Last year one of my students* was trying to explain why immigrants struggle in the job market. His regressions weren't working, so he switched things round a bit.
Using 2006 Census data, he found that people in Newfoundland are 30 percentage points less likely to be immigrants than people in Ontario. People with PhDs are 21 percentage points more likely to be immigrants than people with a high school education. And people who are divorced are 9 percentage points less likely to be immigrants than people who are married.
He was crushed when I said "You can't use any of this in your paper. It doesn't make sense to have immigrant status as your dependent variable."
Data miners take data on consumer purchases and look for a pattern, any pattern. Sales of strawberry pop-tarts increase during hurricanes. When men buy diapers on Thursdays and Saturdays, they also tend to buy beer. People who shop for baseball bats also shop for....
Data mining is useful for businesses to the extent that it helps them predict what their customers will buy and when.
Likewise, if one's objective is to predict which of 10 people on a bus are most likely to be immigrants, then it is useful to know the correlates of immigrant status. But it's not economics - at least, not my kind of economics.
(Micro) economics is the study of choice: people's choices; firms' choices. Economists want to know how people respond to incentives; how they take advantage of changes in constraints.
The immigration choice is about who decides to immigrate, and why. To understand that choice, one needs data both on people who chose to immigrate and on otherwise similar people who did not. Here's a picture:

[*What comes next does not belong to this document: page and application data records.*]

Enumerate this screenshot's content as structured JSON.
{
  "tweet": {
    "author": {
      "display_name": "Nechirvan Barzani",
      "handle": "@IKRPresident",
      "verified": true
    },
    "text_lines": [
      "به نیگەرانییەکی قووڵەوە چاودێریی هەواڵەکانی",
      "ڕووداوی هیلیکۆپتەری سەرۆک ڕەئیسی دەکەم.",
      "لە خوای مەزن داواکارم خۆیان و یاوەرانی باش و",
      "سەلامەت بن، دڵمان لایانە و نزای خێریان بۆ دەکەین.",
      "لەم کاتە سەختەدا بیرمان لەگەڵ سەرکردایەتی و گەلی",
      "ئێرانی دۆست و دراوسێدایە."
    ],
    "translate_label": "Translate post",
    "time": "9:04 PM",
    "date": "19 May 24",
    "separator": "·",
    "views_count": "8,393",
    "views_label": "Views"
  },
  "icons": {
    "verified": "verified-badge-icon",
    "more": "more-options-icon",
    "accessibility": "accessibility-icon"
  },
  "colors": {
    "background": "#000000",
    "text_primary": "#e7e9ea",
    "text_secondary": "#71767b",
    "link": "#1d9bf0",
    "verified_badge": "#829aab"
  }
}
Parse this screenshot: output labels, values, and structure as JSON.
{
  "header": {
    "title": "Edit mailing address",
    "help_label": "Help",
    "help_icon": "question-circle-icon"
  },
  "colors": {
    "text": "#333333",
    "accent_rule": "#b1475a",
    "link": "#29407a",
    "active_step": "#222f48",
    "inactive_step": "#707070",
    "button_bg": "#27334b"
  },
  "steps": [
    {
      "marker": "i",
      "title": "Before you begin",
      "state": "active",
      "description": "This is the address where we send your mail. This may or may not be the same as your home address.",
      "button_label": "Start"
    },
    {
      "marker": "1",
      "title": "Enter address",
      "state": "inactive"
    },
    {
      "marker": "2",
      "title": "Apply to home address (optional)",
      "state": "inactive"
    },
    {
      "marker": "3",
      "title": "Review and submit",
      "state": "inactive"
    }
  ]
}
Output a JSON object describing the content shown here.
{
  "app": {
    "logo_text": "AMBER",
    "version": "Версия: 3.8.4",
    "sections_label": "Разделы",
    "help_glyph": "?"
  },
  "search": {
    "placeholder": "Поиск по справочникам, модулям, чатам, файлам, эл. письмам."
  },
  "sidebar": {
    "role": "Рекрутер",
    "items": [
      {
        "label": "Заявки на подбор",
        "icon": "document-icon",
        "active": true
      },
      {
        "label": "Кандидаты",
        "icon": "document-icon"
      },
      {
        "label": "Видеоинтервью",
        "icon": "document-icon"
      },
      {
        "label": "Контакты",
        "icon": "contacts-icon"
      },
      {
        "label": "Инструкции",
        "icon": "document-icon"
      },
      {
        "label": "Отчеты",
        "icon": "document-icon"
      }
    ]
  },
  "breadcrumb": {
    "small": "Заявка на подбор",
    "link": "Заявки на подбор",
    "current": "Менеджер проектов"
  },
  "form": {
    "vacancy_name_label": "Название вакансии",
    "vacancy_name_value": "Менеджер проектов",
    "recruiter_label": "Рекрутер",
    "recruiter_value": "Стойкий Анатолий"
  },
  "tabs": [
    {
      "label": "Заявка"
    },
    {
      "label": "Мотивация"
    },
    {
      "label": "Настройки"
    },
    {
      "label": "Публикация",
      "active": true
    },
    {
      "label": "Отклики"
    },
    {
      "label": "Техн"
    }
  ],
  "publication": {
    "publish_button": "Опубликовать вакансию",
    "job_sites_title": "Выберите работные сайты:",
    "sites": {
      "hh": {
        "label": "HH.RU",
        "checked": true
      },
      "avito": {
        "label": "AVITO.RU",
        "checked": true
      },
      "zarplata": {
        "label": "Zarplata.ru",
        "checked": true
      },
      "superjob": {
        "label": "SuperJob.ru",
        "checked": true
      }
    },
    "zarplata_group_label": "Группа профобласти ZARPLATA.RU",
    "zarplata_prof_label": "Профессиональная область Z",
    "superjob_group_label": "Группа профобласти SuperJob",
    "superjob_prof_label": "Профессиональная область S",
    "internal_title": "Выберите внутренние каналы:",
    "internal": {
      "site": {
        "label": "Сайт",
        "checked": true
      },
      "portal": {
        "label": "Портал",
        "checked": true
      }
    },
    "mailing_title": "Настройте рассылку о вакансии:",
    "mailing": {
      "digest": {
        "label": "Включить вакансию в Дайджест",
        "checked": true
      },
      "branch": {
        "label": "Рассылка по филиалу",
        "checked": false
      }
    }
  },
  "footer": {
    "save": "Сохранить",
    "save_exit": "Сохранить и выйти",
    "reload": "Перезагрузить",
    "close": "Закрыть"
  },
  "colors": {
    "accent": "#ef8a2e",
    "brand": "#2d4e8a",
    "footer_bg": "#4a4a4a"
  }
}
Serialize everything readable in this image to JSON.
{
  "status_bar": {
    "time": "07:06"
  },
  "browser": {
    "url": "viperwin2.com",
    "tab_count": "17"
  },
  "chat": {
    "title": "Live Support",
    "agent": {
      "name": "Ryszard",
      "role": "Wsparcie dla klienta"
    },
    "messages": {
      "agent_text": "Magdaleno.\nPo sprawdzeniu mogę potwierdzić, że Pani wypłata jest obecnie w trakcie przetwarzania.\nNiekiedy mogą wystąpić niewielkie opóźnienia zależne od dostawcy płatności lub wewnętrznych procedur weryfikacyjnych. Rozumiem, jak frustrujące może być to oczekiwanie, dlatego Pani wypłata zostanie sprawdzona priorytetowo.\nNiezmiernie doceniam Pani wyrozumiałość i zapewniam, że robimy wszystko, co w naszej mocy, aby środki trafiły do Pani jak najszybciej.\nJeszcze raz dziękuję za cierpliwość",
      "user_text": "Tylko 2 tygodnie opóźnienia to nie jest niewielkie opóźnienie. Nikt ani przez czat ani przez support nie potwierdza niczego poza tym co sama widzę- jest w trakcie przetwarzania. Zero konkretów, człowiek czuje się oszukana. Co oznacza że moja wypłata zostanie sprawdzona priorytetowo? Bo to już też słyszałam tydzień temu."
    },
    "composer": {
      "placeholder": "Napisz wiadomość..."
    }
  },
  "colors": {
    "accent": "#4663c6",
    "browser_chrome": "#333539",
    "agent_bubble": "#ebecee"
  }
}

The appropriate population to sample for a study of the immigration choice is everyone in green: all the people who could potentially have immigrated from the source country to the destination country, both those who immigrated and those who did not. Only by comparing those who chose to immigrate with those who did not can we learn about the immigration decision. The Canadian census data that my student was using only had information on people in the destination country - the blue area and the small green circle - so it could not inform an understanding of the immigration decision.
I'm not saying one should never run a reverse regression with "immigrant" as a dependent variable. Suppose, for example, one was testing for the existence of discrimination in the job market. If one found that those who were unemployed were more likely to be immigrants, all else being equal, that might be evidence of discrimination against immigrants. But they're called "reverse regressions" for a reason, that is, they're the reverse of what economists generally do in regression analysis.
Data mining - throwing everything you've got at a regression and seeing whether or not it's significant - doesn't provide a way of generalizing beyond a particular time and place. Without a theory about the underlying processes generating the data, there is no way of knowing whether or not the results are generalizable.
Take, for example, the (purported) amazon.de screenshot above. People who buy baseball bats also buy balaclavas and pepper spray. Does this mean that baseball bat manufacturers would be well advised to diversify into the balaclava business? Probably not. Some theorizing, some "critical thinking", can explain why.
There are two uses for baseball bats: playing baseball, and hitting things. In Germany it seems that the latter use dominates, but that will not be true in many places where baseball bats are sold. Once the underlying process generating the results is understood, it may be possible to predict where, that is, in what markets, baseball bats and balaclavas are likely to be purchased together.
Or it may not be. Sometimes economic models lead to definite predictions; sometimes they don't. For example, economists can predict that stock market bubbles will form and then burst, but they cannot predict when crashes will occur.
What turns a regression into economics is the insight it yields into human behaviour. Without a model that connects econometric output to decision-making, we're just a bunch of idiot savants predicting pop-tart sales.
* Details have been changed to preserve student anonymity. I calculated the results reported here myself using the 2006 Census PUMF.